According to an announcement from the Centers for Disease Control and Prevention, the Community Preventive Services Task Force found that holding alcohol retailers liable for injuries or damage done by their intoxicated customers can reduce motor vehicle deaths, homicides, injuries, and other alcohol-related problems. The Community Preventive Services Task Force, an independent, nonfederal, volunteer body of public health and prevention experts, determined that commercial host liability, otherwise known as dram shop liability, can be an effective intervention for reducing alcohol-related harms.
A new report developed by the Substance Abuse and Mental Health Services Administration (SAMHSA) providing state-by-state analyses of a wide range of behavioral health issues reveals that despite some wide variations among the states in the types and levels of problems they confront— every state must deal with these issues. For example, among those aged 12 and older, Iowa had less than half the current illicit drug use rate of Alaska (5.3-percent versus 13.5-percent) yet Iowa also was among the top 10 states with the highest levels of people age 12 and older currently participating in binge drinking (28.6-percent).
New research from Northwestern University Medicine shows that 50 percent of college drinkers report at least one alcohol-induced memory blackout in the past year during a drinking binge. Despite being fully conscious during such blackouts, students could not recall specific events, such as how they got to a bar, party or their own front door.
The National Highway Traffic Safety Administration (NHTSA) will launch a campaign to crack down on impaired driving and reduce roadway fatalities from Aug. 19 to Sept. 5. The annual, nationwide enforcement effort is supported by $14 million in paid national advertising campaign to help put motorists on notice that if they are caught driving while impaired, they will be arrested. The national ads, produced by NHTSA in English and Spanish, are targeted at young male drivers (ages 21-34) and motorcycle riders, who are the most common perpetrators of impaired driving.
For Seyram Selase, making a difference in his community of Anniston, Ala., has been a journey, both personally and professionally. His journey took him to Africa and to Texas before deciding to return to his hometown to work on his community’s substance abuse problems, primarily alcohol. Selase, 27, is part of a new generation of young adult leaders determined to change the environment.
Advertising effectively promotes alcohol brands to teens, researchers from Dartmouth Medical School and the Johns Hopkins Bloomberg School of Public Health found in a study published in this month’s issue of the Archives of Pediatrics and Adolescent Medicine.
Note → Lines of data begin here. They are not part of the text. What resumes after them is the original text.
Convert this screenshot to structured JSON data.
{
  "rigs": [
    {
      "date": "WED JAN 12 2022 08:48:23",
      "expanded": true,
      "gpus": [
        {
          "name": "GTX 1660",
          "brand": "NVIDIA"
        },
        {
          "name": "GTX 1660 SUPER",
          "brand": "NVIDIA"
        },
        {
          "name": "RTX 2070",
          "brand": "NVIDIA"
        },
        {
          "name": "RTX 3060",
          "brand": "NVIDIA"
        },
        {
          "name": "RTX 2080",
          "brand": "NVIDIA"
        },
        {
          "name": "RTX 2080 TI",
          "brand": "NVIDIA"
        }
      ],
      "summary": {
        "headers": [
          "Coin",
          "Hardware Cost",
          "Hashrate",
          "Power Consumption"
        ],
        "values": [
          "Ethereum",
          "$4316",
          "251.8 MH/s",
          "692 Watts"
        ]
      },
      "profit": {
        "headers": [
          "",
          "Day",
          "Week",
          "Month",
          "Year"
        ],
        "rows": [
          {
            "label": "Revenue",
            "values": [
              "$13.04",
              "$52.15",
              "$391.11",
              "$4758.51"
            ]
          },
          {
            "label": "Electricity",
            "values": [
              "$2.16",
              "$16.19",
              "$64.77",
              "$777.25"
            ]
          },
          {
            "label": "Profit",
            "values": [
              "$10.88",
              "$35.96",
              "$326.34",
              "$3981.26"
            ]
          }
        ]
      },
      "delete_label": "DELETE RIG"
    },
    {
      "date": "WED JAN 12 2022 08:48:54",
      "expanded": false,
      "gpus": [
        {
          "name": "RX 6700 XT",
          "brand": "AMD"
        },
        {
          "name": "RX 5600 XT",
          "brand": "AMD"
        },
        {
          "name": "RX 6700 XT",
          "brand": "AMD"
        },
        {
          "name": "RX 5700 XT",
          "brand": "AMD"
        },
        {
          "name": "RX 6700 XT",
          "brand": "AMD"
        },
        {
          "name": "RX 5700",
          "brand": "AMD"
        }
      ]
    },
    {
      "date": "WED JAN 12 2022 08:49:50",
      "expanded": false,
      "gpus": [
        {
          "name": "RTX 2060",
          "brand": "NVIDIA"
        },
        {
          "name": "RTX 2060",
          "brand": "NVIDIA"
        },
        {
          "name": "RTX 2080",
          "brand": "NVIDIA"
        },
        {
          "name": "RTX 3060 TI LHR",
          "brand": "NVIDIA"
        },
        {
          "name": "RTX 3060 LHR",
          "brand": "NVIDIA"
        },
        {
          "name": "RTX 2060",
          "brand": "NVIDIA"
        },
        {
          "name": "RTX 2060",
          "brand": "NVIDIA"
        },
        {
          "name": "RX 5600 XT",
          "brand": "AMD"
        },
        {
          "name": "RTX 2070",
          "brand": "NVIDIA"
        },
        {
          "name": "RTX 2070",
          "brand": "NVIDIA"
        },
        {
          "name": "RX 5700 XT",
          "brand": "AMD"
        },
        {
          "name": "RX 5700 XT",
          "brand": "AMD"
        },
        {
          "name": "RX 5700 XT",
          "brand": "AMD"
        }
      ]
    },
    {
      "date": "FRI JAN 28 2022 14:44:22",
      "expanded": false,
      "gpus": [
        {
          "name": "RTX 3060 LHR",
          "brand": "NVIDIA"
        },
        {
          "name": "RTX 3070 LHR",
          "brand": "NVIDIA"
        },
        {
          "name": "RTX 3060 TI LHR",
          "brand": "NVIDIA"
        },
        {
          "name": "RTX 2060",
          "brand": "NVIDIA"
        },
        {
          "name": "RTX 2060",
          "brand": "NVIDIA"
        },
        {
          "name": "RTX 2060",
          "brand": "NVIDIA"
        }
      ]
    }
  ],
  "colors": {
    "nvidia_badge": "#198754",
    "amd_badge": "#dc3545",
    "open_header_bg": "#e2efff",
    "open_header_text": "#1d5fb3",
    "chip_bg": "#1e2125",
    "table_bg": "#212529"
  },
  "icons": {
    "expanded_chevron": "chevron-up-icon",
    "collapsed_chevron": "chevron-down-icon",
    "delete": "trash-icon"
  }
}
Doing more with a little is one of the things that Denis Quiñonez, the director of the Boyle Heights Coalition for a Safe and Drug Free Community, gained from attending CADCA’s training and being part of its first Ambassador cohorts. Being the only Drug Free Communities grantee in cash-strapped Los Angeles, building capacity has been the greatest asset his coalition has.
“Everyone else is doing it.” At least that is what many youth and young adults believe when they engage in risky behaviors including substance abuse practices, particularly when they live in college communities.
Comprehensive community interventions have shown significant reductions in alcohol problems, including driving after drinking among adolescents and adults. These community based efforts focus on environmental initiatives targeted at changing community systems (policies and practices) to better support and institutionalize underage drinking and problem consumption reduction.
What better people than youth to lead a campaign to change a negative perception about themselves? That's just what two groups representing two high schools in the Portland, Ore. area did the past two school years.
If teens start to drink early, they are six times more likely to develop alcohol dependence. That’s why preventing underage drinking is the key to improving the health of both adolescents and adults. To help parents learn the necessary skills to prevent youth alcohol use, the Leadership to Keep Children Alcohol Free Foundation (Leadership) will launch the Leadership Reads Initiative on June 9, 2011 in Indianapolis, Ind. At the annual meeting of the National Association of State Alcohol and Drug Abuse Directors, Inc. (NASADAD), the National Prevention Network (NPN) and the National Treatment Network (NTN).
Comprehensive community interventions have shown significant reductions in alcohol problems, including impaired driving among adolescents and adults. These community-based efforts focus on environmental initiatives targeted at changing community systems (policies and practices) to better support and institutionalize underage drinking and problem consumption reduction. During an upcoming webinar on July 7, participants will review current research about the problem of impaired driving and the strategies that have been found to be most effective in addressing the problem.